> The task
Set down every entry again, exactly as it appears.

Page and application data records
Segment Open
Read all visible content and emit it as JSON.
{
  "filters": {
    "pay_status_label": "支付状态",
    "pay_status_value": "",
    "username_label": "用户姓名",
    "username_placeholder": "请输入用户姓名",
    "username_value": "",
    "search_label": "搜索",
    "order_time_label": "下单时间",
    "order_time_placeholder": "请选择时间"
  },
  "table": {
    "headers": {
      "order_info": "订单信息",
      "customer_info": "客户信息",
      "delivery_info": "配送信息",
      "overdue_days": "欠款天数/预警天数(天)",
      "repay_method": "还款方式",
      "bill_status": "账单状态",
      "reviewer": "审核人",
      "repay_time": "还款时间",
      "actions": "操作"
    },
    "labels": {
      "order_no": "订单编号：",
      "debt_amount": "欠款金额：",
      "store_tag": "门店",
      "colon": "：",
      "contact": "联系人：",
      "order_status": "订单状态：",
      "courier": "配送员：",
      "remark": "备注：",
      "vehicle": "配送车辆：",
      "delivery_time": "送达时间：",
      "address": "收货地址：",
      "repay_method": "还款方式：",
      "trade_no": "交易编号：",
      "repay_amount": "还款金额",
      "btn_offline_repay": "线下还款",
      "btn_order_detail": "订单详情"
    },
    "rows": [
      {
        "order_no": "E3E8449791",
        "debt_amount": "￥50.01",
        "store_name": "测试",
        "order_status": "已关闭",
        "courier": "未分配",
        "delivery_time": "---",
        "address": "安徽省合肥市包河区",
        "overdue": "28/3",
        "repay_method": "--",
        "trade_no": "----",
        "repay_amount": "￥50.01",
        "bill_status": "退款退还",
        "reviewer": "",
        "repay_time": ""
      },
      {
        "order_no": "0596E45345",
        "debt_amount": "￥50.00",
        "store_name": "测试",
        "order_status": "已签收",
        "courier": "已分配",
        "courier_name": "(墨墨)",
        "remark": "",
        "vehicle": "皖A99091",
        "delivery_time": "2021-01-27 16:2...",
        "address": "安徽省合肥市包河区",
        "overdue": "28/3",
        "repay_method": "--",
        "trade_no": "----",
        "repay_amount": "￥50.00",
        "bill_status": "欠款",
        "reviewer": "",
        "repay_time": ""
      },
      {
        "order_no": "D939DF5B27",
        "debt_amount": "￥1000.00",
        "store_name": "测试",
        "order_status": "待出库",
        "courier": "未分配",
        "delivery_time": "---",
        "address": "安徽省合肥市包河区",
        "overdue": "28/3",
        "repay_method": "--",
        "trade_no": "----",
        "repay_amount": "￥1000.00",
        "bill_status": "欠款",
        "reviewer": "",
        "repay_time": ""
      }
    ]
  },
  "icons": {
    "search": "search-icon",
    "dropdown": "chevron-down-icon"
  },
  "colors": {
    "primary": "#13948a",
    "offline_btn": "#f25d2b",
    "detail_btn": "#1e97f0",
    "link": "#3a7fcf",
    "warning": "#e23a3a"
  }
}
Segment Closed
> The completed task
Read all visible content and emit it as JSON.
{
  "filters": {
    "pay_status_label": "支付状态",
    "pay_status_value": "",
    "username_label": "用户姓名",
    "username_placeholder": "请输入用户姓名",
    "username_value": "",
    "search_label": "搜索",
    "order_time_label": "下单时间",
    "order_time_placeholder": "请选择时间"
  },
  "table": {
    "headers": {
      "order_info": "订单信息",
      "customer_info": "客户信息",
      "delivery_info": "配送信息",
      "overdue_days": "欠款天数/预警天数(天)",
      "repay_method": "还款方式",
      "bill_status": "账单状态",
      "reviewer": "审核人",
      "repay_time": "还款时间",
      "actions": "操作"
    },
    "labels": {
      "order_no": "订单编号：",
      "debt_amount": "欠款金额：",
      "store_tag": "门店",
      "colon": "：",
      "contact": "联系人：",
      "order_status": "订单状态：",
      "courier": "配送员：",
      "remark": "备注：",
      "vehicle": "配送车辆：",
      "delivery_time": "送达时间：",
      "address": "收货地址：",
      "repay_method": "还款方式：",
      "trade_no": "交易编号：",
      "repay_amount": "还款金额",
      "btn_offline_repay": "线下还款",
      "btn_order_detail": "订单详情"
    },
    "rows": [
      {
        "order_no": "E3E8449791",
        "debt_amount": "￥50.01",
        "store_name": "测试",
        "order_status": "已关闭",
        "courier": "未分配",
        "delivery_time": "---",
        "address": "安徽省合肥市包河区",
        "overdue": "28/3",
        "repay_method": "--",
        "trade_no": "----",
        "repay_amount": "￥50.01",
        "bill_status": "退款退还",
        "reviewer": "",
        "repay_time": ""
      },
      {
        "order_no": "0596E45345",
        "debt_amount": "￥50.00",
        "store_name": "测试",
        "order_status": "已签收",
        "courier": "已分配",
        "courier_name": "(墨墨)",
        "remark": "",
        "vehicle": "皖A99091",
        "delivery_time": "2021-01-27 16:2...",
        "address": "安徽省合肥市包河区",
        "overdue": "28/3",
        "repay_method": "--",
        "trade_no": "----",
        "repay_amount": "￥50.00",
        "bill_status": "欠款",
        "reviewer": "",
        "repay_time": ""
      },
      {
        "order_no": "D939DF5B27",
        "debt_amount": "￥1000.00",
        "store_name": "测试",
        "order_status": "待出库",
        "courier": "未分配",
        "delivery_time": "---",
        "address": "安徽省合肥市包河区",
        "overdue": "28/3",
        "repay_method": "--",
        "trade_no": "----",
        "repay_amount": "￥1000.00",
        "bill_status": "欠款",
        "reviewer": "",
        "repay_time": ""
      }
    ]
  },
  "icons": {
    "search": "search-icon",
    "dropdown": "chevron-down-icon"
  },
  "colors": {
    "primary": "#13948a",
    "offline_btn": "#f25d2b",
    "detail_btn": "#1e97f0",
    "link": "#3a7fcf",
    "warning": "#e23a3a"
  }
}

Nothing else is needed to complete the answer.